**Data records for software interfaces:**
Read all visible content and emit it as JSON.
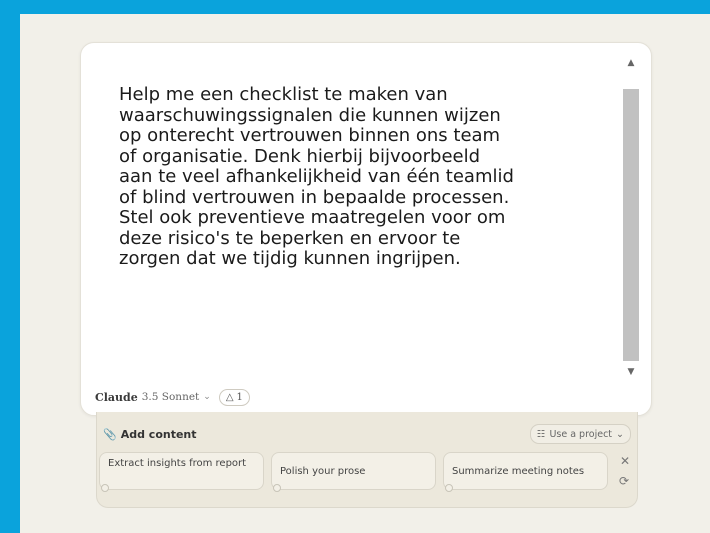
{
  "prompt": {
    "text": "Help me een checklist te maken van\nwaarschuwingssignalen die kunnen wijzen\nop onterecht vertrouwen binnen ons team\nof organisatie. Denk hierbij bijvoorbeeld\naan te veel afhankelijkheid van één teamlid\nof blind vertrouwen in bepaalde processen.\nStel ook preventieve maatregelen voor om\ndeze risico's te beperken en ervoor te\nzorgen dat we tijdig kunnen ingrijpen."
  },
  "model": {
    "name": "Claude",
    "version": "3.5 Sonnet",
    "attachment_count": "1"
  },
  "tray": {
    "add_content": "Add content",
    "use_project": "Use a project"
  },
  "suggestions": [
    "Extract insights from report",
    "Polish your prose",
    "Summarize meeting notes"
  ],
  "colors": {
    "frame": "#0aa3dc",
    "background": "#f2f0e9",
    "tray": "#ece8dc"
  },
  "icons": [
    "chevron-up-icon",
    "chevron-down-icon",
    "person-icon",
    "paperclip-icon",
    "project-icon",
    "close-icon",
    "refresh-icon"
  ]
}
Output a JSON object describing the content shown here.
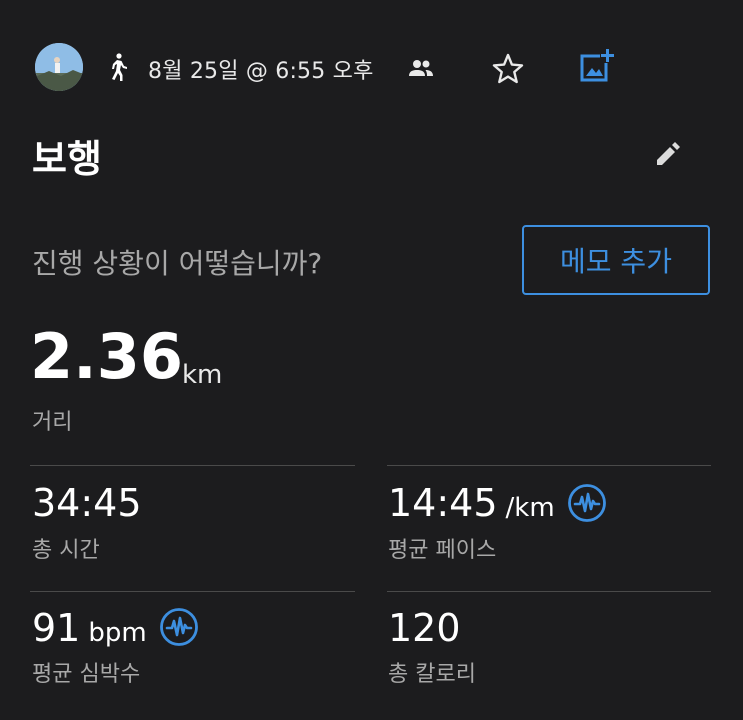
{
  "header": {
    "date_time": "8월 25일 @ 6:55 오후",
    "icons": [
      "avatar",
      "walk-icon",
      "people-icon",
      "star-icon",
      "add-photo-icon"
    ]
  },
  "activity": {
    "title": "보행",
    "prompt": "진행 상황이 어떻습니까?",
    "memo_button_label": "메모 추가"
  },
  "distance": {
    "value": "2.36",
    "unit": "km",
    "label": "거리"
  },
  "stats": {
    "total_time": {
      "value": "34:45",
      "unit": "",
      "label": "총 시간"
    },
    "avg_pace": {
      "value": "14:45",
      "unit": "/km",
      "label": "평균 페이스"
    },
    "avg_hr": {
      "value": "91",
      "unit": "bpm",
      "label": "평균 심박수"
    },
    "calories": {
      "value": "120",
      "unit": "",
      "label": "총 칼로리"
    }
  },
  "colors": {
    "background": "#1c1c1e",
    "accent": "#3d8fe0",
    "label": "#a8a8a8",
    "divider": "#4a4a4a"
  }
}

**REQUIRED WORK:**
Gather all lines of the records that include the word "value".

**WRITTEN REPLY:**
    "value": "2.36",
      "value": "34:45",
      "value": "14:45",
      "value": "91",
      "value": "120",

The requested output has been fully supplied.